→ PROBLEM TO WORK ON:
Across the listing, count the lines that include the string "Edit". Give nothing besides the number.
=== Begin Enclosure ===
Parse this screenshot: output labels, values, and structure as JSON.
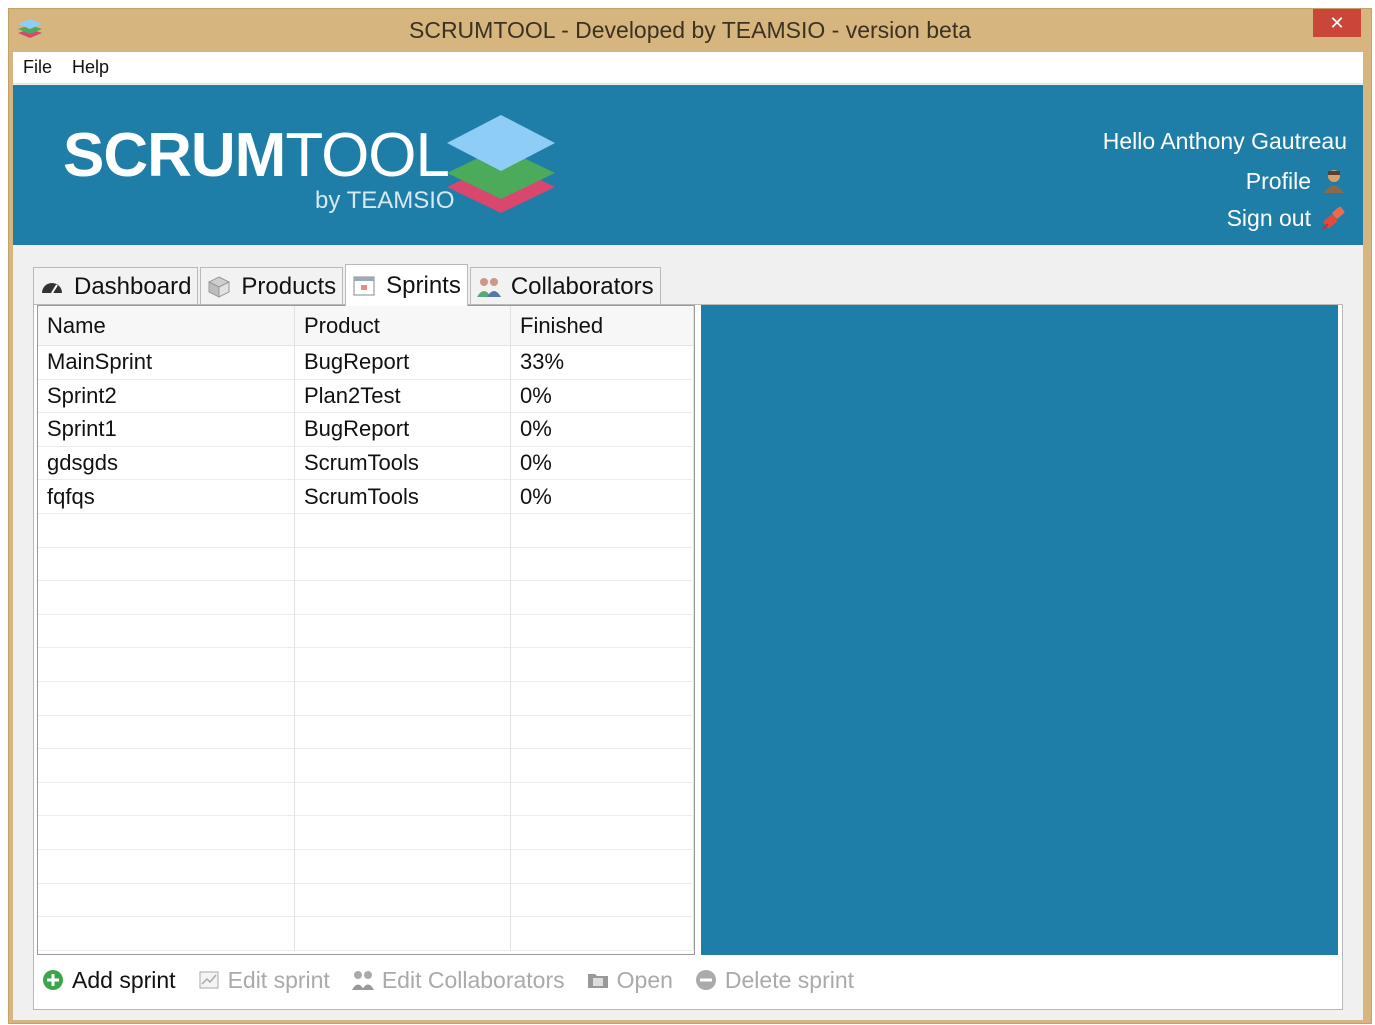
{
  "window": {
    "title": "SCRUMTOOL - Developed by TEAMSIO - version beta",
    "close_label": "✕"
  },
  "menu": {
    "items": [
      "File",
      "Help"
    ]
  },
  "banner": {
    "logo_bold": "SCRUM",
    "logo_light": "TOOL",
    "logo_by": "by TEAMSIO",
    "colors": {
      "background": "#1f7ea8",
      "stack_top": "#8ecdf5",
      "stack_mid": "#4caa5b",
      "stack_bottom": "#d9466e"
    }
  },
  "user": {
    "greeting": "Hello Anthony Gautreau",
    "profile_label": "Profile",
    "signout_label": "Sign out"
  },
  "tabs": [
    {
      "label": "Dashboard",
      "icon": "gauge-icon",
      "active": false
    },
    {
      "label": "Products",
      "icon": "box-icon",
      "active": false
    },
    {
      "label": "Sprints",
      "icon": "calendar-icon",
      "active": true
    },
    {
      "label": "Collaborators",
      "icon": "group-icon",
      "active": false
    }
  ],
  "sprints_table": {
    "columns": [
      "Name",
      "Product",
      "Finished"
    ],
    "rows": [
      [
        "MainSprint",
        "BugReport",
        "33%"
      ],
      [
        "Sprint2",
        "Plan2Test",
        "0%"
      ],
      [
        "Sprint1",
        "BugReport",
        "0%"
      ],
      [
        "gdsgds",
        "ScrumTools",
        "0%"
      ],
      [
        "fqfqs",
        "ScrumTools",
        "0%"
      ]
    ]
  },
  "toolbar": {
    "add_sprint": "Add sprint",
    "edit_sprint": "Edit sprint",
    "edit_collaborators": "Edit Collaborators",
    "open": "Open",
    "delete_sprint": "Delete sprint"
  }
}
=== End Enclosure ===
→ EXERCISE SOLUTION:
2